When recommissioned in 1914, King Alfred was assigned to the 6th Cruiser Squadron, together with her sister ship, Drake, and was briefly deployed at the beginning of the war to blockade the northern exit from the North Sea.[10] She was transferred to the 9th Cruiser Squadron in October 1915.[11] By January 1916, the squadron, under the command of Rear Admiral Archibald Moore in King Alfred, was patrolling the western entrance to the Strait of Gibraltar and unsuccessfully searching for the SMS Möwe.[12] The raider evaded all the British ships and returned to Germany before sortieing again into the Atlantic in late November. In the meantime, Rear Admiral Sydney Fremantle hoisted his flag in King Alfred on 22 September, in relief of the newly promoted Moore. When the Admiralty received word that Möwe was loose in the Atlantic in early December, Freemantle ordered his ships to patrol the eastern trade routes, but the raider slipped through the gap between squadrons. When the sweep was concluded, the ship returned to Freetown on 25 December. Freemantle was relieved by Rear Admiral Thomas Sheppard three days later. On her return voyage in March 1917, Möwe passed through the squadron's patrol area without being spotted.[13] In July King Alfred arrived at Devonport to begin a refit that was completed on 13 August. She escorted convoys from Dakar and Freetown to Plymouth for the rest of the year. In February 1918 she began escorting troop convoys from Halifax.[14] The ship was torpedoed by UB-86 on 11 April 1918, north of Ireland,[15] killing one man. She was repaired in Liverpool[14] and returned to service. She was sold for scrap on 30 January 1920 and broken up in the Netherlands.[8]

Notes[edit]

  1. ^ "Cwt" is the abbreviation for hundredweight, 12 cwt referring to the weight of the gun.

Footnotes[edit]

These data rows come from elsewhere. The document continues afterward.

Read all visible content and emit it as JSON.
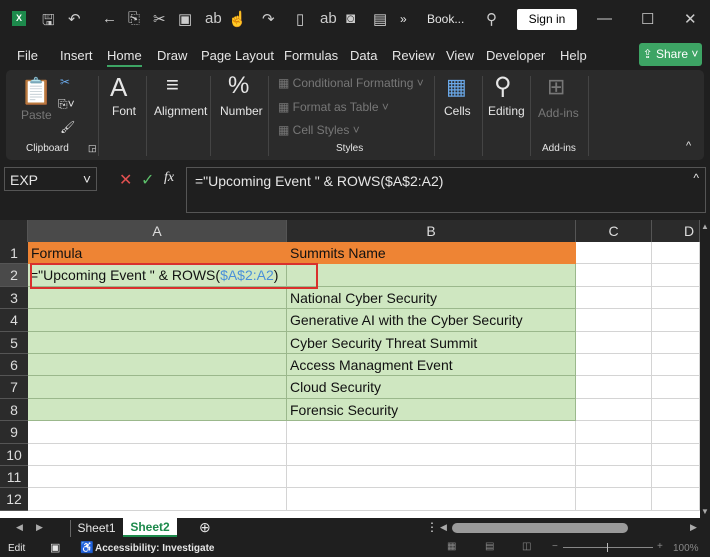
{
  "title_bar": {
    "filename": "Book...",
    "sign_in": "Sign in",
    "overflow": "»"
  },
  "menu": {
    "items": [
      "File",
      "Insert",
      "Home",
      "Draw",
      "Page Layout",
      "Formulas",
      "Data",
      "Review",
      "View",
      "Developer",
      "Help"
    ],
    "active": "Home",
    "share": "Share"
  },
  "ribbon": {
    "paste": "Paste",
    "clipboard": "Clipboard",
    "font": "Font",
    "alignment": "Alignment",
    "number": "Number",
    "conditional_formatting": "Conditional Formatting",
    "format_as_table": "Format as Table",
    "cell_styles": "Cell Styles",
    "styles": "Styles",
    "cells": "Cells",
    "editing": "Editing",
    "addins_button": "Add-ins",
    "addins_group": "Add-ins"
  },
  "formula_bar": {
    "name_box": "EXP",
    "fx": "fx",
    "formula": "=\"Upcoming Event \" & ROWS($A$2:A2)"
  },
  "sheet": {
    "columns": [
      "A",
      "B",
      "C",
      "D"
    ],
    "rows": [
      "1",
      "2",
      "3",
      "4",
      "5",
      "6",
      "7",
      "8",
      "9",
      "10",
      "11",
      "12"
    ],
    "a1": "Formula",
    "b1": "Summits Name",
    "a2_text": "=\"Upcoming Event \" & ROWS(",
    "a2_ref": "$A$2:A2",
    "a2_close": ")",
    "b_values": [
      "",
      "National Cyber Security",
      "Generative AI with the Cyber Security",
      "Cyber Security  Threat Summit",
      "Access Managment Event",
      "Cloud Security",
      "Forensic Security"
    ],
    "header_color": "#ee8434",
    "fill_color": "#cfe7c1",
    "ref_color": "#4a90d9",
    "highlight_color": "#d9302c"
  },
  "tabs": {
    "sheets": [
      "Sheet1",
      "Sheet2"
    ],
    "active": "Sheet2"
  },
  "status": {
    "mode": "Edit",
    "accessibility": "Accessibility: Investigate",
    "zoom": "100%"
  }
}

  1. ^ a b c d Chesneau & Kolesnik, p. 69
  2. ^ a b Friedman 2012, p. 336
  3. ^ Friedman 2011, pp. 71–72
  4. ^ Friedman 2012, pp. 243, 260–61
  5. ^ Friedman 2011, pp. 80–81
  6. ^ Friedman 2012, pp. 250, 336
  7. ^ a b Friedman 2012, p. 283
  8. ^ a b c Silverstone, p. 247
  9. ^ "Naval & Military Intelligence - Launch of the King Alfred" The Times (London). Tuesday, 29 October 1901. (36598), p. 8.
  10. ^ Goldrick, p. 25
  11. ^ Gardiner & Gray, p. 12
  12. ^ Corbett, Vol. III, pp. 267–68
  13. ^ Newbolt, Vol. IV, pp. 177, 181, 184, 191
  14. ^ a b Transcript
  15. ^ "Ships hit during WWI HMS King Alfred". Uboat.net. Retrieved 1 March 2014. 

Bibliography[edit]

  • Chesneau, Roger & Kolesnik, Eugene M., eds. (1979). Conway's All the World's Fighting Ships 1860–1905. Greenwich: Conway Maritime Press. ISBN 0-8317-0302-4. 
  • Corbett, Julian (1997). Naval Operations. History of the Great War: Based on Official Documents III (reprint of the 1940 second ed.). London and Nashille, Tennesee: Imperial War Museum in association with the Battery Press. ISBN 1-870423-50-X. 
  • Friedman, Norman (2012). British Cruisers of the Victorian Era. Barnsley, South Yorkshire, UK: Seaforth. ISBN 978-1-59114-068-9. 
  • Friedman, Norman (2011). Naval Weapons of World War One. Barnsley, South Yorkshire, UK: Seaforth. ISBN 978-1-84832-100-7. 
  • Gardiner, Robert & Gray, Randal, eds. (1984). Conway's All the World's Fighting Ships: 1906–1921. Annapolis, Maryland: Naval Institute Press. ISBN 0-85177-245-5. 
  • Newbolt, Henry (1996). Naval Operations. History of the Great War Based on Official Documents IV (reprint of the 1928 ed.). Nashville, Tennessee: Battery Press. ISBN 0-89839-253-5. 
  • "Transcript: HMS KING ALFRED - September 1915 to May 1918, Central & North Atlantic, British waters". Royal Navy Log Books of the World War 1 Era. Naval-History.net. Retrieved 1 March 2014. 
  • Silverstone, Paul H. (1984). Directory of the World's Capital Ships. New York: Hippocrene Books. ISBN 0-88254-979-0.